Great Run Defense As Well

The criticism, fair or not, against many interior linemen who do get pressure, from the modestly successful to Hall of Famers like John Randle, is they are not good run defenders. Watt is almost undeniably a superb one, ranking first in the league in run tackles for loss in both 2012 and 2014 and third in 2013. His particular specialty is making plays from the backside of runs, where he excels at getting inside and forcing the runner to bounce the run to avoid being taken down in the backfield.

The Difficulty of Putting Watt in Perspective

Unfortunately, some of the stats that show Watt’s greatness make it hard to compare him to other players.

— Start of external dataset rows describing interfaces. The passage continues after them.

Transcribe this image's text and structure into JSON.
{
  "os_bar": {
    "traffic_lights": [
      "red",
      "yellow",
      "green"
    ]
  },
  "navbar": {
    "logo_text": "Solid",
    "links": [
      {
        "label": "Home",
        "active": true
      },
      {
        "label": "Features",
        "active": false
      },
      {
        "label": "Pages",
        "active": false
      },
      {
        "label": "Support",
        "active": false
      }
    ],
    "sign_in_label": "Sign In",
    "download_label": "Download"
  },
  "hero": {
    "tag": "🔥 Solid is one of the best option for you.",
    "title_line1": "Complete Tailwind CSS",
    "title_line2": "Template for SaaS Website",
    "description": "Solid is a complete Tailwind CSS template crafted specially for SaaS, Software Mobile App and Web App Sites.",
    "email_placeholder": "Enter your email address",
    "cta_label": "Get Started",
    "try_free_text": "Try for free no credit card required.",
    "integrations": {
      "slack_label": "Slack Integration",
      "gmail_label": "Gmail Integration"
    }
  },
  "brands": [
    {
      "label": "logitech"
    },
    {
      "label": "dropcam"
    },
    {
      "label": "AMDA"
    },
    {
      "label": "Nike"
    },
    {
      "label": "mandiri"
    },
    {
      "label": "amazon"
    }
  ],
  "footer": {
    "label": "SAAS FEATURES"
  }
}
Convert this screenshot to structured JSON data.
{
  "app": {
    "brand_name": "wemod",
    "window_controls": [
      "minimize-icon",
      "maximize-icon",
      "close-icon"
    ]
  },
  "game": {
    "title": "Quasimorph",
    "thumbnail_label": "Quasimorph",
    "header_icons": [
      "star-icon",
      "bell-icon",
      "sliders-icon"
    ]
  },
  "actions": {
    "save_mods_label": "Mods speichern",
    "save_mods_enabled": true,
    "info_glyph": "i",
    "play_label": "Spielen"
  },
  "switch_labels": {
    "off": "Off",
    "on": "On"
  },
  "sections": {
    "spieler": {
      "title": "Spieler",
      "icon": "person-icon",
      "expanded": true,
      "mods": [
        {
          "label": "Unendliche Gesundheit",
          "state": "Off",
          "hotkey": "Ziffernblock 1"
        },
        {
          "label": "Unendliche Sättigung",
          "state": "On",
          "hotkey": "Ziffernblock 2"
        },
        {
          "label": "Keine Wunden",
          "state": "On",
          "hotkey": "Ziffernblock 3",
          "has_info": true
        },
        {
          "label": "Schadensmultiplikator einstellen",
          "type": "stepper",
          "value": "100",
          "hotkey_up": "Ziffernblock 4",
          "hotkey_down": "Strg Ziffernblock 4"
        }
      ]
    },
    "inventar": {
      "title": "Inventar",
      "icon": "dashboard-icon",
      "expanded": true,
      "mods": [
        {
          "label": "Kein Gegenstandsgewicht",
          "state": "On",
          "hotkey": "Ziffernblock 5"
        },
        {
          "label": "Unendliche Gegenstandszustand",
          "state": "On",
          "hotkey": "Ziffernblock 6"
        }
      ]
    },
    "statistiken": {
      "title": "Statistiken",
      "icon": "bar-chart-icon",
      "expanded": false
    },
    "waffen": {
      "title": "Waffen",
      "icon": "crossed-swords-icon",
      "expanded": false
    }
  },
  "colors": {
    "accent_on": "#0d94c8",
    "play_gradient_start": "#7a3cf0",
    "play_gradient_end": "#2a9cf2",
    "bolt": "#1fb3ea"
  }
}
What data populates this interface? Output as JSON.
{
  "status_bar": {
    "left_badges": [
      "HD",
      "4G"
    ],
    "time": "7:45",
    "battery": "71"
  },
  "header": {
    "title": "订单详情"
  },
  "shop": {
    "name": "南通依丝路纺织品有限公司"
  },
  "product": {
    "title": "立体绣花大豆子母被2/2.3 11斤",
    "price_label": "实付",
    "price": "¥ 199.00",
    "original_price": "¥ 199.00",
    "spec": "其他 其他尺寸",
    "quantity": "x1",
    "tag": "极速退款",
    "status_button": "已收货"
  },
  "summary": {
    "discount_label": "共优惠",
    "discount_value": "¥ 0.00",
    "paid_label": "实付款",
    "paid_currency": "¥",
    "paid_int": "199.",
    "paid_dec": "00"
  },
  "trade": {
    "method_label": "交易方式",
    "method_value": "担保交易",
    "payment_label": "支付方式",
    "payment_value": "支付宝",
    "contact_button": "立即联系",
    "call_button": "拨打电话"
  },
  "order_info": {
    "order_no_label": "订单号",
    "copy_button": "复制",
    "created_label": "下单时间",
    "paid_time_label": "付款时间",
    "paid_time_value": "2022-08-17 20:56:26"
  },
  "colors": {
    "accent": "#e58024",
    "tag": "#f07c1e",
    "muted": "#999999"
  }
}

Sacks were not an official stat before 1982. Passes defensed are not widely available before 2001. Quarterback hits go back to 2006. Hurries and other unofficial stats are about as old. Tackle totals still vary widely between scorers, and they were worse before the mid-1990s. This makes it hard to more precisely compare Watt to greats like Bruce Smith, Lawrence Taylor, and Reggie White.

The most comprehensive measure we have may be Football Outsiders’ defeats, which goes back to 1996 and includes sacks, tackles for loss, forced fumbles, interceptions, and third-and-fourth-down tackles short of the sticks. Watt’s 56 defeats in 2012 is the most by any single player in that time span. His 43 in 2014 ranks fourth. His league-leading 34 through 12 games this year puts him on pace to match Ray Lewis’ third-highest total of 45. By almost any measure Watt is the most consistently impactful defender of the past 20 years. His only challenge now may be sustaining that greatness for the rest of his career.